Tracking Students for Profit

Jay High School and Jones Middle School, both within the Northside Independent School District of San Antonio, Texas, are using students as real-life test subjects to test RFID (radio frequency identification) technology. More than 6,000 students are a part of this test. The schools claim that monitoring the students’ locations is both a safety and a school funding issue.

Despite an initial price tag of $525,065 and then $136,005 per year to run the program, the district anticipates an additional $1.7 million in revenue for reduced truancy and Medicaid reimbursements for busing in special education students. Having a headcount each day may help offset State funding cuts, which is partially based on student attendance. Mandating student ID cards be equipped with RFID microchips documents student attendance.

According to Steve Bassett, Northside’s assistant superintendent for budget and finance, “the payoff could be a lot bigger if the program goes district-wide.” He believes “the program was one way the growing district could respond to the Legislature’s cuts in state education funding.” The district cut $61.4 million from its budget last year.

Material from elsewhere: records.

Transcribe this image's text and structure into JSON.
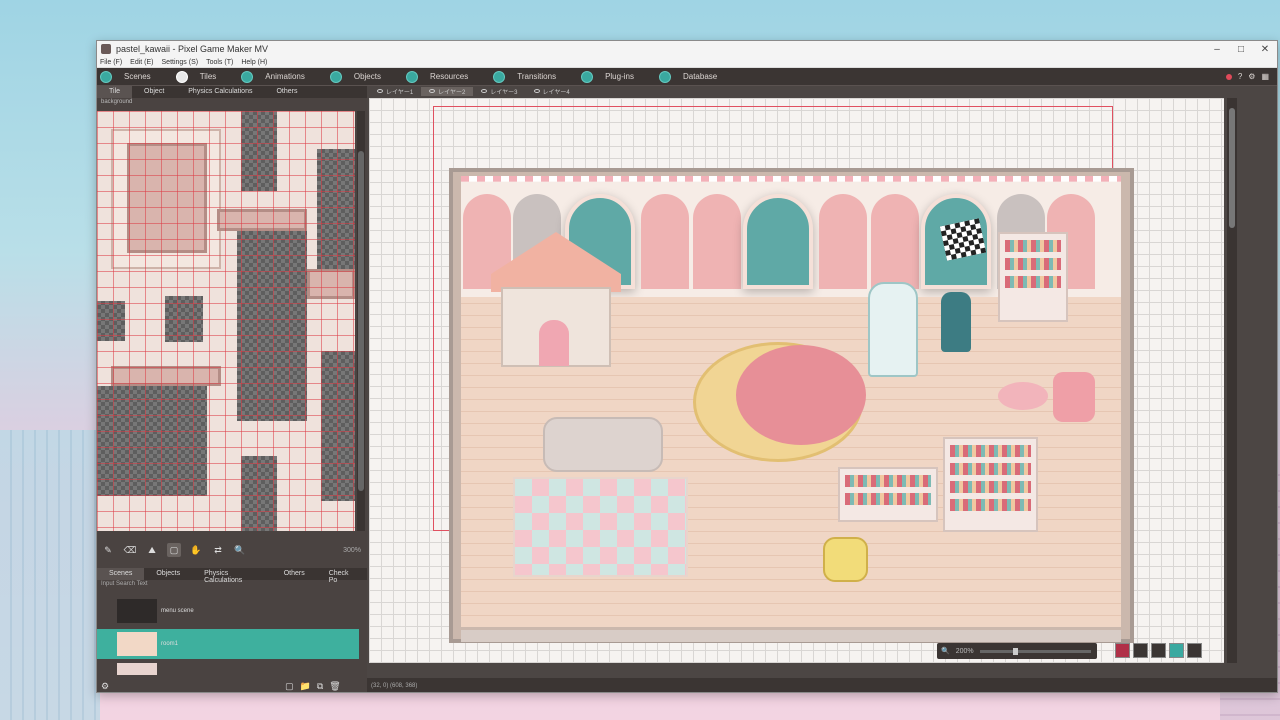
{
  "window": {
    "title": "pastel_kawaii - Pixel Game Maker MV"
  },
  "menubar": {
    "items": [
      "File (F)",
      "Edit (E)",
      "Settings (S)",
      "Tools (T)",
      "Help (H)"
    ]
  },
  "toolbar": {
    "tabs": [
      {
        "label": "Scenes",
        "icon": "scenes-icon"
      },
      {
        "label": "Tiles",
        "icon": "tiles-icon",
        "active": true
      },
      {
        "label": "Animations",
        "icon": "animations-icon"
      },
      {
        "label": "Objects",
        "icon": "objects-icon"
      },
      {
        "label": "Resources",
        "icon": "resources-icon"
      },
      {
        "label": "Transitions",
        "icon": "transitions-icon"
      },
      {
        "label": "Plug-ins",
        "icon": "plugins-icon"
      },
      {
        "label": "Database",
        "icon": "database-icon"
      }
    ],
    "help": "?"
  },
  "left_panel": {
    "tabs": [
      "Tile",
      "Object",
      "Physics Calculations",
      "Others"
    ],
    "tileset_name": "background",
    "zoom": "300%"
  },
  "scenes_panel": {
    "tabs": [
      "Scenes",
      "Objects",
      "Physics Calculations",
      "Others",
      "Check Po"
    ],
    "search_placeholder": "Input Search Text",
    "items": [
      {
        "label": "menu scene",
        "selected": false
      },
      {
        "label": "room1",
        "selected": true
      },
      {
        "label": "",
        "selected": false
      }
    ]
  },
  "main": {
    "layers": [
      {
        "label": "レイヤー1",
        "active": false
      },
      {
        "label": "レイヤー2",
        "active": true
      },
      {
        "label": "レイヤー3",
        "active": false
      },
      {
        "label": "レイヤー4",
        "active": false
      }
    ],
    "zoom": "200%",
    "status": "(32, 0) (608, 368)"
  },
  "colors": {
    "accent": "#3eb09e",
    "toolbar_bg": "#3b3533",
    "frame": "#e05060"
  }
}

School officials told local news sources that that the RFID micro-chipped student ID cards will be used to check out library books, purchase food in the cafeteria, and will cost a student $15 per replacement card, if misplaced or damaged.

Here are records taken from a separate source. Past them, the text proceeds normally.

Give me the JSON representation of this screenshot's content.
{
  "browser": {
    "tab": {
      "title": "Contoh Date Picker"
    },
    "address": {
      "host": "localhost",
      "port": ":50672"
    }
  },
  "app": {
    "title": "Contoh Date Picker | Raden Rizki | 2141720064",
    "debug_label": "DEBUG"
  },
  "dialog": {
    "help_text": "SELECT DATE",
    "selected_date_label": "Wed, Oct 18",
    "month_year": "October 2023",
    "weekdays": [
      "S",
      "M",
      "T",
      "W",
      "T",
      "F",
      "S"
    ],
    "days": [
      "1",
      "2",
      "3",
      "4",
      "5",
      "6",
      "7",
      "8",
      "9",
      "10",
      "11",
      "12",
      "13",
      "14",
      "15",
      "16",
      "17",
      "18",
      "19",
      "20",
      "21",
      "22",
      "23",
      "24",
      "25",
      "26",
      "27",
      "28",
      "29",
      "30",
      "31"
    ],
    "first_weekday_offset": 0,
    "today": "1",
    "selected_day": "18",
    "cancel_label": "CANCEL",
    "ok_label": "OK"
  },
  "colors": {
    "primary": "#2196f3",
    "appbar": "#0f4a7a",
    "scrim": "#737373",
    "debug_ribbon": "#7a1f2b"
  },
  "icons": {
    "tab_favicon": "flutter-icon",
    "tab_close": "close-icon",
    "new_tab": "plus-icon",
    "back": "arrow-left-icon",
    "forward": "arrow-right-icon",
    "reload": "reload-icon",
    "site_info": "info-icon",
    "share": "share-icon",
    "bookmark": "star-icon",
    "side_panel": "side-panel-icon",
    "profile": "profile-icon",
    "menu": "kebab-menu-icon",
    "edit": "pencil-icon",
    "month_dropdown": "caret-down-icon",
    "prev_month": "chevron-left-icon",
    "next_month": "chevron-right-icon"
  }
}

In the view of the parents, staff, students, and teachers who oppose the new practice, tracking and monitoring violates the reasonable privacy expectation and breaches civil liberty rights. One of the main objections is that some consider RFID tracking dehumanizing. It can “monitor how long a student or teacher spends in a bathroom stall.” Teachers also expressed concern that tracking may deter students from visiting a school counselor.

As one student stated, “With a smart phone you can use the option to use your locator, but this, I can’t turn it off.” With her father’s support, she has decided to challenge the district’s plan by wear an older photo ID.

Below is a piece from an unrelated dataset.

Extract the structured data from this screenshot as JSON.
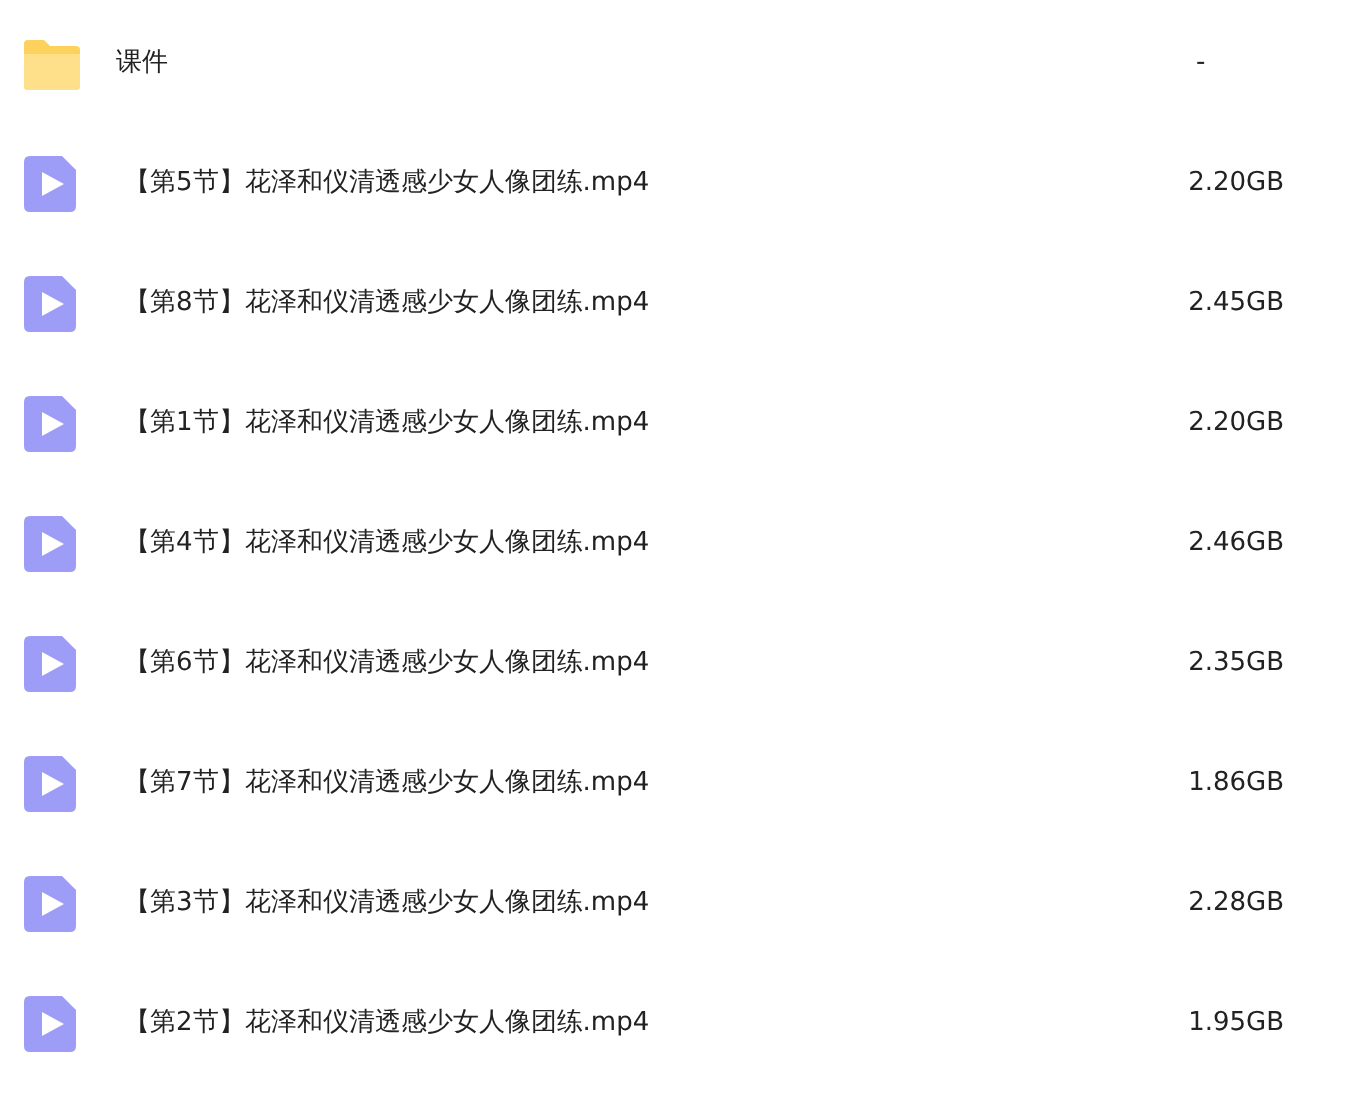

Although the school states that administrators will not be allowed to track student off-campus, according to the ACLU, the RFID chips can be hacked. Unlike GPS tracking systems, which use satellites to locate and monitor objects, RFID technology uses radio waves.

According to the American Civil Liberties Union’s (ACLU) Nicole Ozer, “RFID has been billed as a ‘proven technology,’ but what’s actually been proven time and again since the ACLU first looked at this issue in 2005 is just how insecure RFID chips can be.”

Kirsten Bokenkamp, another ACLU spokesperson listed her concerns about the tracking including privacy and the risks of identity theft or kidnapping if somebody hacks into the system.

The Identity Project and Privacy Activism released a statement that “If schools choose to move forward without complete information and are willing to accept the associated liability, they should have provisions in place to adhere to the principles of fair information practices and respect individuals’ rights to opt out based on their conscientious and religious objections.”

The Northside Independent School District passed the initiative unanimously.

Texas currently has no state law regulating the use of RFID or similar tracking system devices. Each district may draft its own policy.

Sources:, and